Problem description. In the entries below, count every line that has the string "Image", and answer with that count alone.

═════ Records for processing

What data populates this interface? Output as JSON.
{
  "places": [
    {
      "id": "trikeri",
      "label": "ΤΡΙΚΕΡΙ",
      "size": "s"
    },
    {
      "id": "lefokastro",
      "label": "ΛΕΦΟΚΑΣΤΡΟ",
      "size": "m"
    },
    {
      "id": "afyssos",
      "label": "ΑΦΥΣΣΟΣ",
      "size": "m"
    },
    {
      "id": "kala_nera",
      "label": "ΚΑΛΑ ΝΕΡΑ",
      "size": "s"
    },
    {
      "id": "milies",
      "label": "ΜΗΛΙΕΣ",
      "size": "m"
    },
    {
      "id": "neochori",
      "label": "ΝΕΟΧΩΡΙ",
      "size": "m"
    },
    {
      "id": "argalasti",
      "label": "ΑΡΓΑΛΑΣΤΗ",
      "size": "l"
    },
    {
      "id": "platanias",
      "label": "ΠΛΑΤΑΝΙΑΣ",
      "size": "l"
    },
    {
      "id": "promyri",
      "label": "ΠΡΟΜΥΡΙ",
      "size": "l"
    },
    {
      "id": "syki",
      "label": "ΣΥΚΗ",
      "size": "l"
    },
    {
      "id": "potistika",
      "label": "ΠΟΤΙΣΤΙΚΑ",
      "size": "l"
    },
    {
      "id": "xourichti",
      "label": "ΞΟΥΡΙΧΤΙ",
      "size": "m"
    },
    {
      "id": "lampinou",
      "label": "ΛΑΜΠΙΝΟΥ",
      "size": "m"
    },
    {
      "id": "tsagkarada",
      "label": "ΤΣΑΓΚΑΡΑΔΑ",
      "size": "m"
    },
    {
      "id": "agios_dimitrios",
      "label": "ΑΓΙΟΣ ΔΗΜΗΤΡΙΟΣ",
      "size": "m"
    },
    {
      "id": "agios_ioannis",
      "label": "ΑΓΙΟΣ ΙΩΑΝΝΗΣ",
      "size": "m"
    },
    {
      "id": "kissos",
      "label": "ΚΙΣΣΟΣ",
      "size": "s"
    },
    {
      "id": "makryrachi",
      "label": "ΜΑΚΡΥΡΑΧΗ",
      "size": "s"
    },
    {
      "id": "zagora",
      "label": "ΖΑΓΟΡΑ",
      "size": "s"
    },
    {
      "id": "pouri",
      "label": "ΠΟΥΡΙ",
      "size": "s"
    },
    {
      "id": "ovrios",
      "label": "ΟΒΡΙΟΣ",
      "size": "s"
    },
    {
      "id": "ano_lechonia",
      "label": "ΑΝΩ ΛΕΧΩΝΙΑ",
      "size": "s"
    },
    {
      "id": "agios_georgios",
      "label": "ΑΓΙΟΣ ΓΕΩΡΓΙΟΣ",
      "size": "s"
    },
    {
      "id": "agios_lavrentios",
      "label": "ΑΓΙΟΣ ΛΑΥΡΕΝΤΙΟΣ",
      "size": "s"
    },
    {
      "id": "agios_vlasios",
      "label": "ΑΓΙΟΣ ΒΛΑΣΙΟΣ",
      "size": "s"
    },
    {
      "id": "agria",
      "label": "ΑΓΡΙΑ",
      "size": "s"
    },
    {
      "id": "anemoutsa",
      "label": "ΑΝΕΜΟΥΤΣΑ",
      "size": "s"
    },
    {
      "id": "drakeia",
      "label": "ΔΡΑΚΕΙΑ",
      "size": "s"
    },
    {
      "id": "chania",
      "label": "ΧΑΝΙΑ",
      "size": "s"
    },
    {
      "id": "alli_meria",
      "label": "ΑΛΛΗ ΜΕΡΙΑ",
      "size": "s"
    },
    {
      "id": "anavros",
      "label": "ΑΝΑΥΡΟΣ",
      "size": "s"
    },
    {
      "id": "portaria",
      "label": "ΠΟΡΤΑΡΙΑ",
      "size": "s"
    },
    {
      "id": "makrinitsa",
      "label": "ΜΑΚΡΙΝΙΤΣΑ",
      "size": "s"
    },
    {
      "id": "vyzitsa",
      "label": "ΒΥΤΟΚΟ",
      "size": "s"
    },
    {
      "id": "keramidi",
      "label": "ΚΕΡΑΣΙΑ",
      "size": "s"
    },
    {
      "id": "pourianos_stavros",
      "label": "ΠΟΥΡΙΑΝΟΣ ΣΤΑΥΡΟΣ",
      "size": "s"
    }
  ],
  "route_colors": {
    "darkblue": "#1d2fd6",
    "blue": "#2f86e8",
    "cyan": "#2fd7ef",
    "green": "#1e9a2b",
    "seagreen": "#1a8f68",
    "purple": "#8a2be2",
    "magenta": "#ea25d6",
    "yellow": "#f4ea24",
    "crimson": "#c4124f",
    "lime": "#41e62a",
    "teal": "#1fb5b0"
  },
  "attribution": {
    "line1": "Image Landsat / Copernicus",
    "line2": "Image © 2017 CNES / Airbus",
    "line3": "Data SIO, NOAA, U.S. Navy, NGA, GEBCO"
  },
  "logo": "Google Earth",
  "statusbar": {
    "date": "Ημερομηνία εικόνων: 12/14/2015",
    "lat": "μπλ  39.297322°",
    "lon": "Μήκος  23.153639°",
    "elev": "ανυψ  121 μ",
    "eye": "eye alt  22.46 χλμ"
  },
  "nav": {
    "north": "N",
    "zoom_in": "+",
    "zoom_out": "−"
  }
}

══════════

Exercise response. 2